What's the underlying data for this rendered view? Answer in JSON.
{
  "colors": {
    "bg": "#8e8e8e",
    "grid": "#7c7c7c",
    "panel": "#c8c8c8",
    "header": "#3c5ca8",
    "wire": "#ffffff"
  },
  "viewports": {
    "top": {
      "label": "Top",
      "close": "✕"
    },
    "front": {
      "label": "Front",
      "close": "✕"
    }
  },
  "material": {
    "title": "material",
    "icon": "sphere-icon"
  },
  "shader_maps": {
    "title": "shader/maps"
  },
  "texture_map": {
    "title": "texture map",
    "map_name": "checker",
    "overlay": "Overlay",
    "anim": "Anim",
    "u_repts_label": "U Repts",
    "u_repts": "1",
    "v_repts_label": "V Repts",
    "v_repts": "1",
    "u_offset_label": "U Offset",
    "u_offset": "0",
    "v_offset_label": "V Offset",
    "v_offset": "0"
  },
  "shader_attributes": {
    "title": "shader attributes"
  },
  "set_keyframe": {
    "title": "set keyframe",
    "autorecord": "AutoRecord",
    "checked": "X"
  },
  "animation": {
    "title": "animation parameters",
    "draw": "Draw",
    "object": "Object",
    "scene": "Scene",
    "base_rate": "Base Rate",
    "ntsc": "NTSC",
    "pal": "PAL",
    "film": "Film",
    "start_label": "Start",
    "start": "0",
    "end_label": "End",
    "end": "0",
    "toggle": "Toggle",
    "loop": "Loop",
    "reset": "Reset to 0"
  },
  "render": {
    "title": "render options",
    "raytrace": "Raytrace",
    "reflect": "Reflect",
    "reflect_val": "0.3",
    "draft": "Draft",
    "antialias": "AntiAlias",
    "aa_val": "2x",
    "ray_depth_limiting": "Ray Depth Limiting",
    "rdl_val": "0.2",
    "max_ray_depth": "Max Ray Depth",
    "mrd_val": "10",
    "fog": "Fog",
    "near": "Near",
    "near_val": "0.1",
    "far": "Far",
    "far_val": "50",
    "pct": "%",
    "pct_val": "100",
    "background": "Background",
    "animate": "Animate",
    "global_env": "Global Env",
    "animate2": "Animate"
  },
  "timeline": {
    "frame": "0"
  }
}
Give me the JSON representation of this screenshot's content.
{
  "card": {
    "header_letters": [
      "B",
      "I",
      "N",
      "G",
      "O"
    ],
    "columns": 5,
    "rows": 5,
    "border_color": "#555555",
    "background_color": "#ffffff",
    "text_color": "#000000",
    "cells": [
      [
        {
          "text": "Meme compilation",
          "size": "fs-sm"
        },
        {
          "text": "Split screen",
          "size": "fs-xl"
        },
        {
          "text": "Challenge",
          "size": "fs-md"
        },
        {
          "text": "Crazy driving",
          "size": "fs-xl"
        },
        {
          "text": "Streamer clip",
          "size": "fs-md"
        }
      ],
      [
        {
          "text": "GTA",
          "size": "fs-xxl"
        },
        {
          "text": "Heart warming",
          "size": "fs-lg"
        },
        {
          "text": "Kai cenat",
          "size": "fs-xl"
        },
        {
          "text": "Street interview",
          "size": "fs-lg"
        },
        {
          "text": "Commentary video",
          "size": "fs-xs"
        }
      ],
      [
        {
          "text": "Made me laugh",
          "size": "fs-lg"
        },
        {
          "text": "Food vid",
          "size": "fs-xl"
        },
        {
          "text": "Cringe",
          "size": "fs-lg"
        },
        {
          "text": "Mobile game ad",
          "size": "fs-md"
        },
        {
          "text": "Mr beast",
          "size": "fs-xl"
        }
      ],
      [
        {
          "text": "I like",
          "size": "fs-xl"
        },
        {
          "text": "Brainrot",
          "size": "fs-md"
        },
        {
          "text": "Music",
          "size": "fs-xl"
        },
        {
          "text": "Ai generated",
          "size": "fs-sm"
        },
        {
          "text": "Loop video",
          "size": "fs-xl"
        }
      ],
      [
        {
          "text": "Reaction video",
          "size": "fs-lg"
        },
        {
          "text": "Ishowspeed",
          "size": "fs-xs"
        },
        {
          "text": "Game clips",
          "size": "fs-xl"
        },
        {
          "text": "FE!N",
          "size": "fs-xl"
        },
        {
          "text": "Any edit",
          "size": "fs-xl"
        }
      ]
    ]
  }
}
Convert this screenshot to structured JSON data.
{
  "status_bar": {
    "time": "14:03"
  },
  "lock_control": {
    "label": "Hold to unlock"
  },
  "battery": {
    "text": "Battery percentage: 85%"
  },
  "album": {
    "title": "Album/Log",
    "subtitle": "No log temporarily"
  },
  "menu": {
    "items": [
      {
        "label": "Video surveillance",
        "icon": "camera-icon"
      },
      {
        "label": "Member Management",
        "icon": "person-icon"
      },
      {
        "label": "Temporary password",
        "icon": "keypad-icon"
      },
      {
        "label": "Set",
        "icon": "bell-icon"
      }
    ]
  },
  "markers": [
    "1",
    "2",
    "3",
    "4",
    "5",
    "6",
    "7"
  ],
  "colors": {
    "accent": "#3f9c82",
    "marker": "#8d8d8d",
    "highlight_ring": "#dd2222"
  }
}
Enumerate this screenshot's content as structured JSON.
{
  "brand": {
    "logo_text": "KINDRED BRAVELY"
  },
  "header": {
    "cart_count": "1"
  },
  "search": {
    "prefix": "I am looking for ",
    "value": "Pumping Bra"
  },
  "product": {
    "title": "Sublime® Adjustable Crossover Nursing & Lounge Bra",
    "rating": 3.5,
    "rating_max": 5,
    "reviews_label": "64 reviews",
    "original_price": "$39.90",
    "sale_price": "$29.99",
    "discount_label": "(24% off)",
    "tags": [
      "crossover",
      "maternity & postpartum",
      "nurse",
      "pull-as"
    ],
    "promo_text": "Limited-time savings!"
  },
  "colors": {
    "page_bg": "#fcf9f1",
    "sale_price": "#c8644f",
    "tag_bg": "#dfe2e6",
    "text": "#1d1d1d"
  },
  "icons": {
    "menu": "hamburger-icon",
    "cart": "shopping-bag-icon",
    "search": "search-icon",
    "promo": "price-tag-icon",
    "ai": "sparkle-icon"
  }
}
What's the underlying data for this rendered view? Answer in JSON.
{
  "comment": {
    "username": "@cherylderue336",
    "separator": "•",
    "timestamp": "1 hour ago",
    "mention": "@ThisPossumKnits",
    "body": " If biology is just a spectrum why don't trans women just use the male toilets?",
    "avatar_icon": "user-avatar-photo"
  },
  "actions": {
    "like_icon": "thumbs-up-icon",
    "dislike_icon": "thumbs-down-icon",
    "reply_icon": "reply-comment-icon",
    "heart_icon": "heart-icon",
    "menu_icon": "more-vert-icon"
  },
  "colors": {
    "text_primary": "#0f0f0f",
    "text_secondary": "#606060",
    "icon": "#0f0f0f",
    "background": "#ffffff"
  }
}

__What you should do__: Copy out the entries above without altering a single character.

__Task output__:
What's the underlying data for this rendered view? Answer in JSON.
{
  "colors": {
    "bg": "#8e8e8e",
    "grid": "#7c7c7c",
    "panel": "#c8c8c8",
    "header": "#3c5ca8",
    "wire": "#ffffff"
  },
  "viewports": {
    "top": {
      "label": "Top",
      "close": "✕"
    },
    "front": {
      "label": "Front",
      "close": "✕"
    }
  },
  "material": {
    "title": "material",
    "icon": "sphere-icon"
  },
  "shader_maps": {
    "title": "shader/maps"
  },
  "texture_map": {
    "title": "texture map",
    "map_name": "checker",
    "overlay": "Overlay",
    "anim": "Anim",
    "u_repts_label": "U Repts",
    "u_repts": "1",
    "v_repts_label": "V Repts",
    "v_repts": "1",
    "u_offset_label": "U Offset",
    "u_offset": "0",
    "v_offset_label": "V Offset",
    "v_offset": "0"
  },
  "shader_attributes": {
    "title": "shader attributes"
  },
  "set_keyframe": {
    "title": "set keyframe",
    "autorecord": "AutoRecord",
    "checked": "X"
  },
  "animation": {
    "title": "animation parameters",
    "draw": "Draw",
    "object": "Object",
    "scene": "Scene",
    "base_rate": "Base Rate",
    "ntsc": "NTSC",
    "pal": "PAL",
    "film": "Film",
    "start_label": "Start",
    "start": "0",
    "end_label": "End",
    "end": "0",
    "toggle": "Toggle",
    "loop": "Loop",
    "reset": "Reset to 0"
  },
  "render": {
    "title": "render options",
    "raytrace": "Raytrace",
    "reflect": "Reflect",
    "reflect_val": "0.3",
    "draft": "Draft",
    "antialias": "AntiAlias",
    "aa_val": "2x",
    "ray_depth_limiting": "Ray Depth Limiting",
    "rdl_val": "0.2",
    "max_ray_depth": "Max Ray Depth",
    "mrd_val": "10",
    "fog": "Fog",
    "near": "Near",
    "near_val": "0.1",
    "far": "Far",
    "far_val": "50",
    "pct": "%",
    "pct_val": "100",
    "background": "Background",
    "animate": "Animate",
    "global_env": "Global Env",
    "animate2": "Animate"
  },
  "timeline": {
    "frame": "0"
  }
}
Give me the JSON representation of this screenshot's content.
{
  "card": {
    "header_letters": [
      "B",
      "I",
      "N",
      "G",
      "O"
    ],
    "columns": 5,
    "rows": 5,
    "border_color": "#555555",
    "background_color": "#ffffff",
    "text_color": "#000000",
    "cells": [
      [
        {
          "text": "Meme compilation",
          "size": "fs-sm"
        },
        {
          "text": "Split screen",
          "size": "fs-xl"
        },
        {
          "text": "Challenge",
          "size": "fs-md"
        },
        {
          "text": "Crazy driving",
          "size": "fs-xl"
        },
        {
          "text": "Streamer clip",
          "size": "fs-md"
        }
      ],
      [
        {
          "text": "GTA",
          "size": "fs-xxl"
        },
        {
          "text": "Heart warming",
          "size": "fs-lg"
        },
        {
          "text": "Kai cenat",
          "size": "fs-xl"
        },
        {
          "text": "Street interview",
          "size": "fs-lg"
        },
        {
          "text": "Commentary video",
          "size": "fs-xs"
        }
      ],
      [
        {
          "text": "Made me laugh",
          "size": "fs-lg"
        },
        {
          "text": "Food vid",
          "size": "fs-xl"
        },
        {
          "text": "Cringe",
          "size": "fs-lg"
        },
        {
          "text": "Mobile game ad",
          "size": "fs-md"
        },
        {
          "text": "Mr beast",
          "size": "fs-xl"
        }
      ],
      [
        {
          "text": "I like",
          "size": "fs-xl"
        },
        {
          "text": "Brainrot",
          "size": "fs-md"
        },
        {
          "text": "Music",
          "size": "fs-xl"
        },
        {
          "text": "Ai generated",
          "size": "fs-sm"
        },
        {
          "text": "Loop video",
          "size": "fs-xl"
        }
      ],
      [
        {
          "text": "Reaction video",
          "size": "fs-lg"
        },
        {
          "text": "Ishowspeed",
          "size": "fs-xs"
        },
        {
          "text": "Game clips",
          "size": "fs-xl"
        },
        {
          "text": "FE!N",
          "size": "fs-xl"
        },
        {
          "text": "Any edit",
          "size": "fs-xl"
        }
      ]
    ]
  }
}
Convert this screenshot to structured JSON data.
{
  "status_bar": {
    "time": "14:03"
  },
  "lock_control": {
    "label": "Hold to unlock"
  },
  "battery": {
    "text": "Battery percentage: 85%"
  },
  "album": {
    "title": "Album/Log",
    "subtitle": "No log temporarily"
  },
  "menu": {
    "items": [
      {
        "label": "Video surveillance",
        "icon": "camera-icon"
      },
      {
        "label": "Member Management",
        "icon": "person-icon"
      },
      {
        "label": "Temporary password",
        "icon": "keypad-icon"
      },
      {
        "label": "Set",
        "icon": "bell-icon"
      }
    ]
  },
  "markers": [
    "1",
    "2",
    "3",
    "4",
    "5",
    "6",
    "7"
  ],
  "colors": {
    "accent": "#3f9c82",
    "marker": "#8d8d8d",
    "highlight_ring": "#dd2222"
  }
}
Enumerate this screenshot's content as structured JSON.
{
  "brand": {
    "logo_text": "KINDRED BRAVELY"
  },
  "header": {
    "cart_count": "1"
  },
  "search": {
    "prefix": "I am looking for ",
    "value": "Pumping Bra"
  },
  "product": {
    "title": "Sublime® Adjustable Crossover Nursing & Lounge Bra",
    "rating": 3.5,
    "rating_max": 5,
    "reviews_label": "64 reviews",
    "original_price": "$39.90",
    "sale_price": "$29.99",
    "discount_label": "(24% off)",
    "tags": [
      "crossover",
      "maternity & postpartum",
      "nurse",
      "pull-as"
    ],
    "promo_text": "Limited-time savings!"
  },
  "colors": {
    "page_bg": "#fcf9f1",
    "sale_price": "#c8644f",
    "tag_bg": "#dfe2e6",
    "text": "#1d1d1d"
  },
  "icons": {
    "menu": "hamburger-icon",
    "cart": "shopping-bag-icon",
    "search": "search-icon",
    "promo": "price-tag-icon",
    "ai": "sparkle-icon"
  }
}
What's the underlying data for this rendered view? Answer in JSON.
{
  "comment": {
    "username": "@cherylderue336",
    "separator": "•",
    "timestamp": "1 hour ago",
    "mention": "@ThisPossumKnits",
    "body": " If biology is just a spectrum why don't trans women just use the male toilets?",
    "avatar_icon": "user-avatar-photo"
  },
  "actions": {
    "like_icon": "thumbs-up-icon",
    "dislike_icon": "thumbs-down-icon",
    "reply_icon": "reply-comment-icon",
    "heart_icon": "heart-icon",
    "menu_icon": "more-vert-icon"
  },
  "colors": {
    "text_primary": "#0f0f0f",
    "text_secondary": "#606060",
    "icon": "#0f0f0f",
    "background": "#ffffff"
  }
}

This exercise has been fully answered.